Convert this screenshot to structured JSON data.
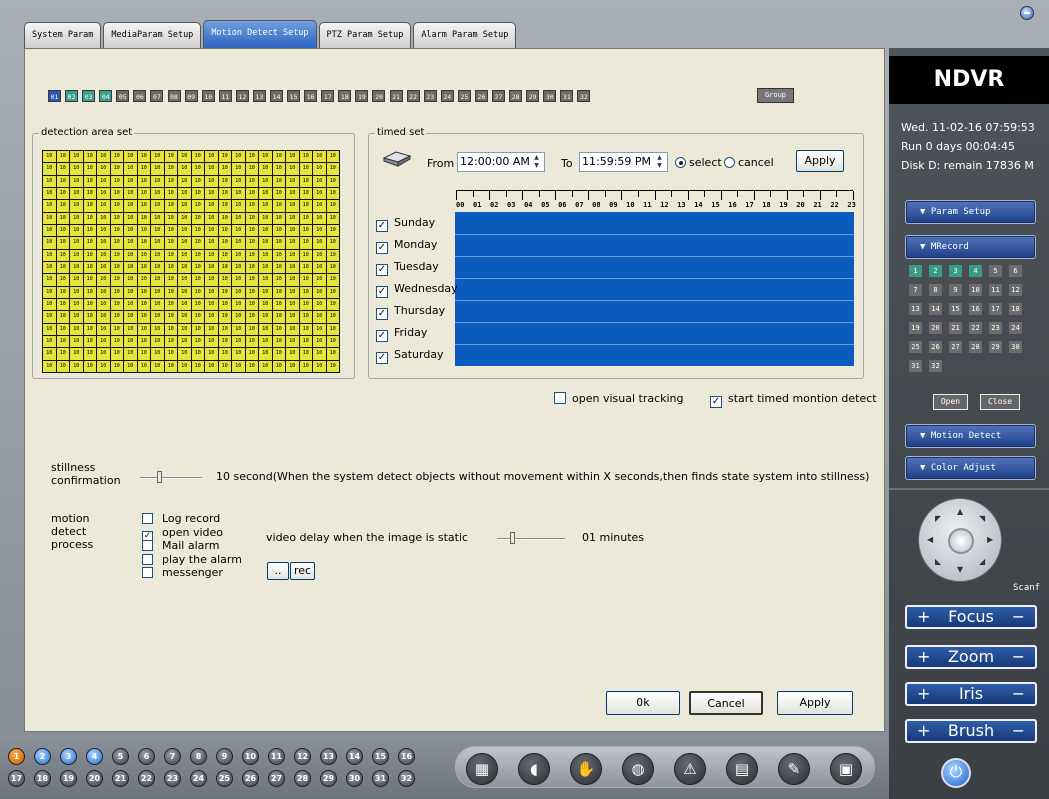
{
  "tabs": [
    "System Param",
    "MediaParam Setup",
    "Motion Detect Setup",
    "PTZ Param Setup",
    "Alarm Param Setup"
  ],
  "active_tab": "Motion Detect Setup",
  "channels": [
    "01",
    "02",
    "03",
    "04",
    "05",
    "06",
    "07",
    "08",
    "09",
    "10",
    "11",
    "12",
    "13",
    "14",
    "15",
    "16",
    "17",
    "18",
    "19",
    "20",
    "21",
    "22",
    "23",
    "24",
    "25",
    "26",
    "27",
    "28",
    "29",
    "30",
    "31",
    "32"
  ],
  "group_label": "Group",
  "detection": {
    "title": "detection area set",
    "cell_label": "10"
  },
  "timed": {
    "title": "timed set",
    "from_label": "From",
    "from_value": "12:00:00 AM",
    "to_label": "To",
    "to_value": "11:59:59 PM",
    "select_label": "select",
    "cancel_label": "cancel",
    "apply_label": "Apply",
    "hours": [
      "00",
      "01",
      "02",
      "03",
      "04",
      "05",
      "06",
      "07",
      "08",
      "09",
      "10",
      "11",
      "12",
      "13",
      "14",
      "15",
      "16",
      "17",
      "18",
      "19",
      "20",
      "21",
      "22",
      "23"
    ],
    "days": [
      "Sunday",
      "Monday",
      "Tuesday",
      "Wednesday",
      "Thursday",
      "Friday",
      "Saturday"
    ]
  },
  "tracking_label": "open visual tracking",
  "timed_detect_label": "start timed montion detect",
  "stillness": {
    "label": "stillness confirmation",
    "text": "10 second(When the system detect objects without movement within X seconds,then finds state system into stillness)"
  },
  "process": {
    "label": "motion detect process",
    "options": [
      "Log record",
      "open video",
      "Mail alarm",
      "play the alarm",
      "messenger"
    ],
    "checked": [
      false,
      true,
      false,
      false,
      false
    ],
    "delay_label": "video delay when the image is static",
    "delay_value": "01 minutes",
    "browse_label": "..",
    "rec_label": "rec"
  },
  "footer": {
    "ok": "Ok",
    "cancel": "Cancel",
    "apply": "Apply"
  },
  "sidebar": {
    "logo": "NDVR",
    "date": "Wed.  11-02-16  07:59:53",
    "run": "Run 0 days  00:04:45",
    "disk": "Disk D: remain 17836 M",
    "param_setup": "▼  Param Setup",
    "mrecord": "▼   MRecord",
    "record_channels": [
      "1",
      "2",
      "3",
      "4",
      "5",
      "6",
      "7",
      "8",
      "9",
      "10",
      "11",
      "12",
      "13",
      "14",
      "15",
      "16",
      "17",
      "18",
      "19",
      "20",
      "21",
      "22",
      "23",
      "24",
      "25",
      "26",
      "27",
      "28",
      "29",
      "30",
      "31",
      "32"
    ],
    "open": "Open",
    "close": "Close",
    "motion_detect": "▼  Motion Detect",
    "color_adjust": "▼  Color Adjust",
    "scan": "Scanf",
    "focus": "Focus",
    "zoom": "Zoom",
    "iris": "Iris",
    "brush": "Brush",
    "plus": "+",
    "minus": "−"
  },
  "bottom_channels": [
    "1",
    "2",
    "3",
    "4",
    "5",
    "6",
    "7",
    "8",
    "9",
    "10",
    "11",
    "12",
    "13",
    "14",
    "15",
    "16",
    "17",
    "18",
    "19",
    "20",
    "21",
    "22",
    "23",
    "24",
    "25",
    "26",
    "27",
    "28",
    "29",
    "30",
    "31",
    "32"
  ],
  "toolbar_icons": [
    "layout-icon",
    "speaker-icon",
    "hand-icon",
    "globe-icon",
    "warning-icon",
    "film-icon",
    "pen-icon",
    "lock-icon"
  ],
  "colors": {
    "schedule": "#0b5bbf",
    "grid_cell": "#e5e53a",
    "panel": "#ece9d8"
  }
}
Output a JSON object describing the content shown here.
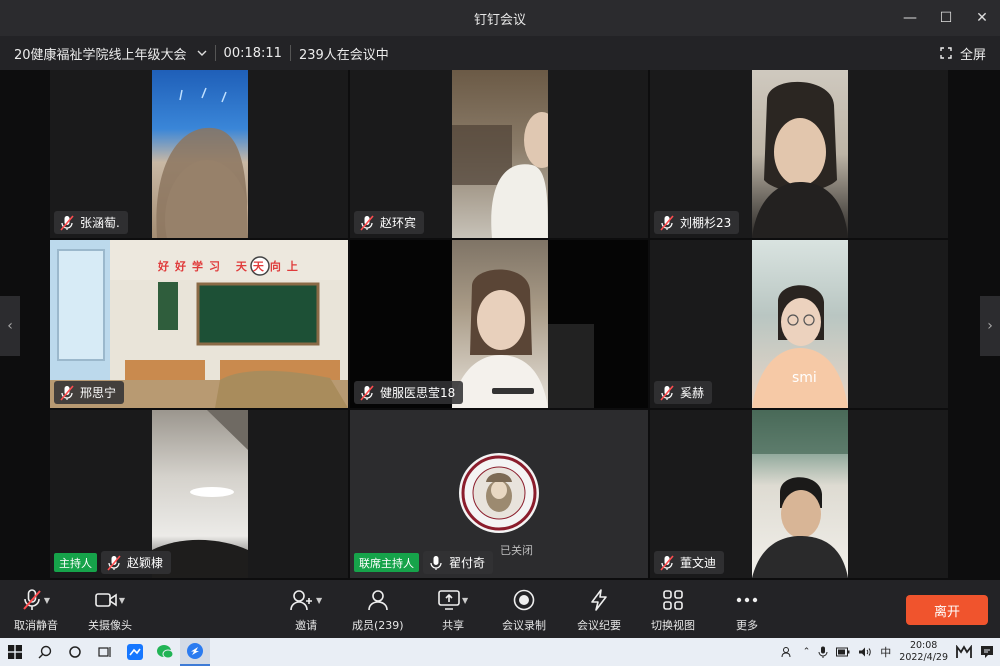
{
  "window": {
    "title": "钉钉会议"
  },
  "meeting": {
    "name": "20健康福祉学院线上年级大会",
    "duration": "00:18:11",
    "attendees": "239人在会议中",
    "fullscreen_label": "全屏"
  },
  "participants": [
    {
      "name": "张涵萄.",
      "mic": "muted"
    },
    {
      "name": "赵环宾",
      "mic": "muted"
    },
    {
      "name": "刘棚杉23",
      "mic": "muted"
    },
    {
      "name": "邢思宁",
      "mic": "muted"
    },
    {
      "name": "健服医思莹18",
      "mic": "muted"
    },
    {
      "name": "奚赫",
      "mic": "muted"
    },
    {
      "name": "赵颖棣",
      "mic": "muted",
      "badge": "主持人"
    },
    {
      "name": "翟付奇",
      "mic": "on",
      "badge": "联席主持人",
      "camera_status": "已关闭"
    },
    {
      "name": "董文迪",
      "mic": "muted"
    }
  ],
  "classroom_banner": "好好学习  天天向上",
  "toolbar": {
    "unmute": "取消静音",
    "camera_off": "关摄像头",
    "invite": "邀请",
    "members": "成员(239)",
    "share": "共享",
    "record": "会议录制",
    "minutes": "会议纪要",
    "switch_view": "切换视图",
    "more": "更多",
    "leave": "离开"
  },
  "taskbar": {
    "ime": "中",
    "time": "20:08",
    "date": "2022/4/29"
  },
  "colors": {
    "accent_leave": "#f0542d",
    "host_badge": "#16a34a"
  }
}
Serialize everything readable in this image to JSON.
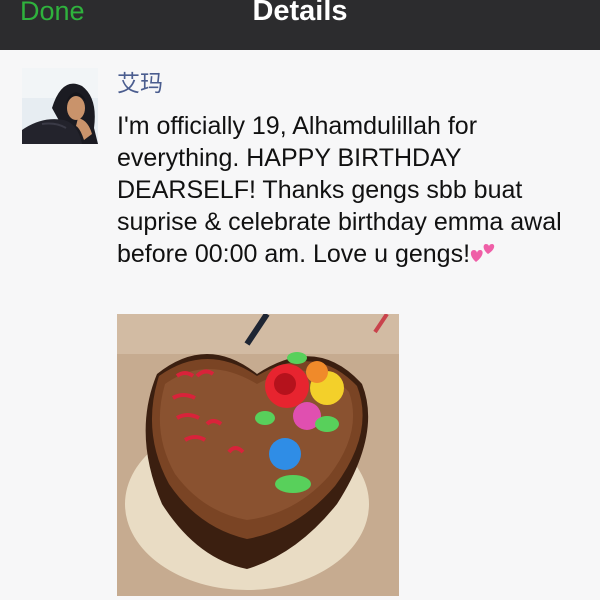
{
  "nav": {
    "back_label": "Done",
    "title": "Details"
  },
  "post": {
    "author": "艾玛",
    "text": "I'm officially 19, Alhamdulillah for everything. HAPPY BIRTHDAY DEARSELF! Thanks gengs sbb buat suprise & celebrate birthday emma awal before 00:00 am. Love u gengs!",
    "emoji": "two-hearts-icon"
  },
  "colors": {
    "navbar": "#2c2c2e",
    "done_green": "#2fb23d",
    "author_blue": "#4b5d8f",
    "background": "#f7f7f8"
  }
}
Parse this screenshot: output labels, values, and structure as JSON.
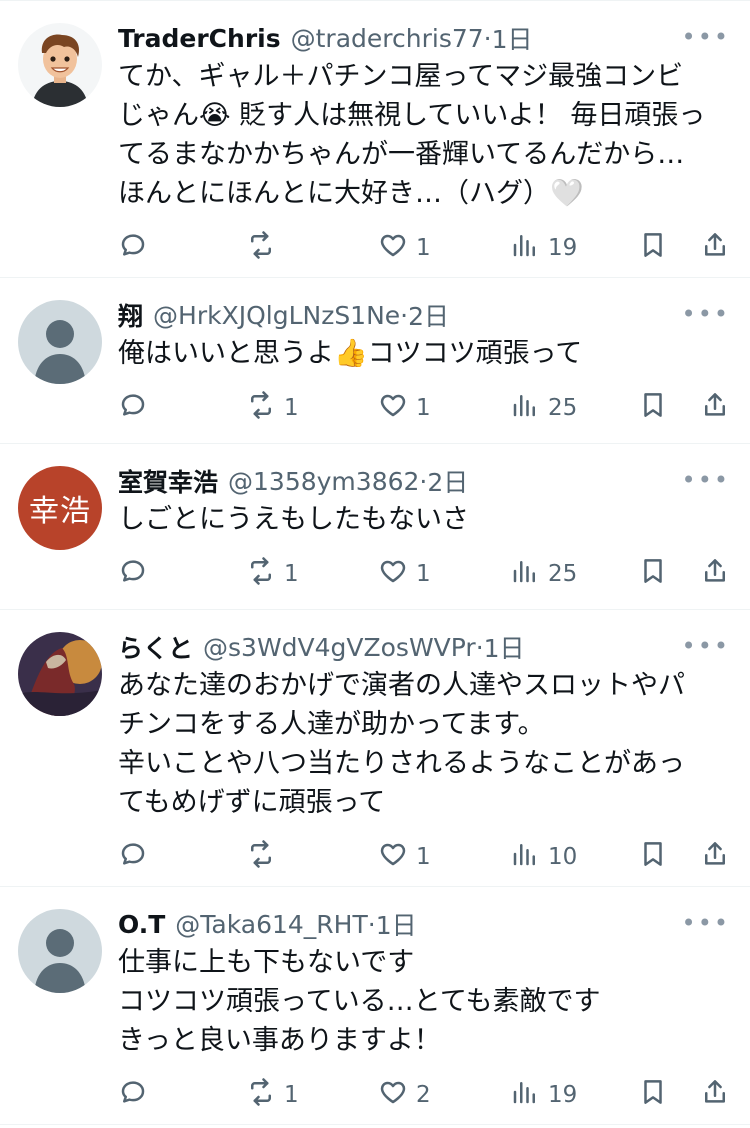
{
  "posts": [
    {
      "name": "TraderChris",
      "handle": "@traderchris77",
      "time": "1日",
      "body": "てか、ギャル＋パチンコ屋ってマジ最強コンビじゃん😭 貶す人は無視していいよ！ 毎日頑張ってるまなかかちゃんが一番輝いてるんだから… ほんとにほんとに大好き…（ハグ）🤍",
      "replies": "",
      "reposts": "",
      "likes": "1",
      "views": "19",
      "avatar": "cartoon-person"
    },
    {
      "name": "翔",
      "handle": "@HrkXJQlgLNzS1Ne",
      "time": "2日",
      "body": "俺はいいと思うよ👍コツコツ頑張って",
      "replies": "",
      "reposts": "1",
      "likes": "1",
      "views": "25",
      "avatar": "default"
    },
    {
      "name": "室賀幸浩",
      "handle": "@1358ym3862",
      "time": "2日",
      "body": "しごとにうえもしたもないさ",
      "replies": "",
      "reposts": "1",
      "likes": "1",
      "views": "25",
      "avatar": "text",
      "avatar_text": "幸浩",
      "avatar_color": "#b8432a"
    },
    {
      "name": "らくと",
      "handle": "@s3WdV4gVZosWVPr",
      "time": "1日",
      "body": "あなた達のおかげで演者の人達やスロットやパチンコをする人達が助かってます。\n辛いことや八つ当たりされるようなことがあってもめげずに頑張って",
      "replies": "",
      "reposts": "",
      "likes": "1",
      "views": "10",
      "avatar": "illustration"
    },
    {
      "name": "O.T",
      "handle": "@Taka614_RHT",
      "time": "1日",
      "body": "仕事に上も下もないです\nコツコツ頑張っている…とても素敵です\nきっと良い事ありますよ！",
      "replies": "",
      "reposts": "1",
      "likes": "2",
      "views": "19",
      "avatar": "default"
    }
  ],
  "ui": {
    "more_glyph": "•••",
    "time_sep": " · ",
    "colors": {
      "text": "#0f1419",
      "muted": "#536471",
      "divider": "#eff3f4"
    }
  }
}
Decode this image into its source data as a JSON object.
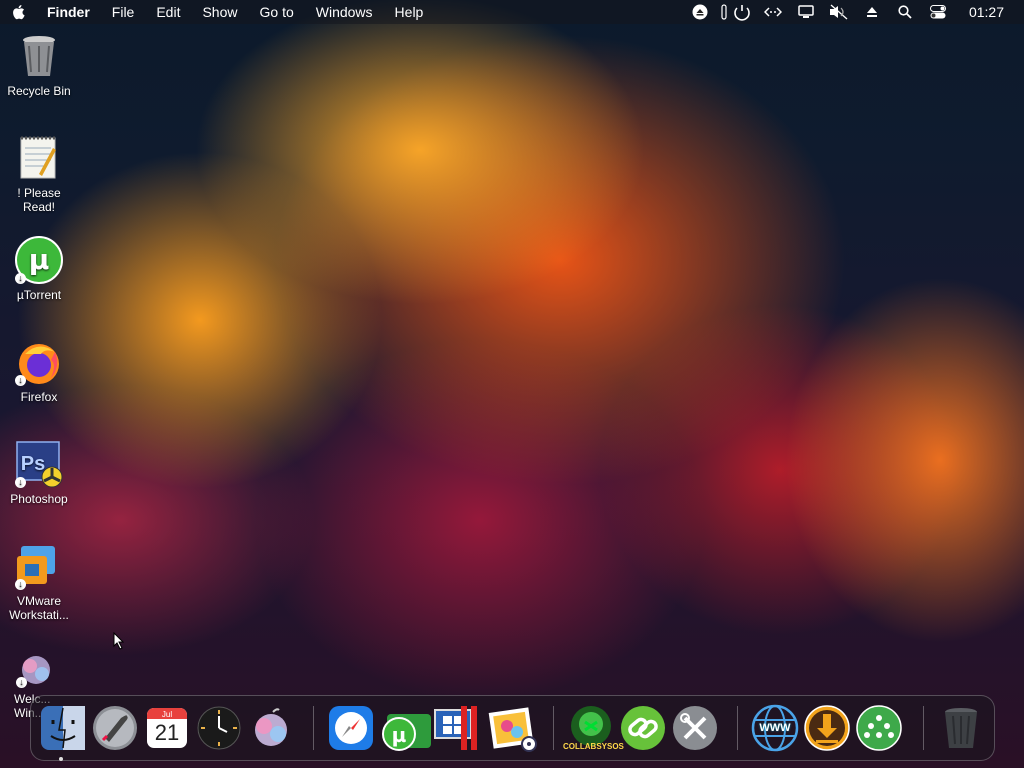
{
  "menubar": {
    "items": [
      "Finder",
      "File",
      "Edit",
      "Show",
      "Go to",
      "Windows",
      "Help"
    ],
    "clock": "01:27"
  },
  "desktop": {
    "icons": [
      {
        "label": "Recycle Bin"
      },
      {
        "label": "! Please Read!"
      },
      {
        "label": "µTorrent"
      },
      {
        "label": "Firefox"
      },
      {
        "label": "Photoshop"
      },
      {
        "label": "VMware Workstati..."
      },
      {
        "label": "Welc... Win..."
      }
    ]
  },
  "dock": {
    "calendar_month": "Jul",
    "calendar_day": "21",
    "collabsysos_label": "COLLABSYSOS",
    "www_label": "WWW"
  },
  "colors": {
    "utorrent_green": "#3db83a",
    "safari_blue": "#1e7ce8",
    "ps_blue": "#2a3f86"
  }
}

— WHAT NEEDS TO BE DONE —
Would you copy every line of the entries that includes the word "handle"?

— ANSWER TO THIS PROBLEM —
      "handle": "@traderchris77",
      "handle": "@HrkXJQlgLNzS1Ne",
      "handle": "@1358ym3862",
      "handle": "@s3WdV4gVZosWVPr",
      "handle": "@Taka614_RHT",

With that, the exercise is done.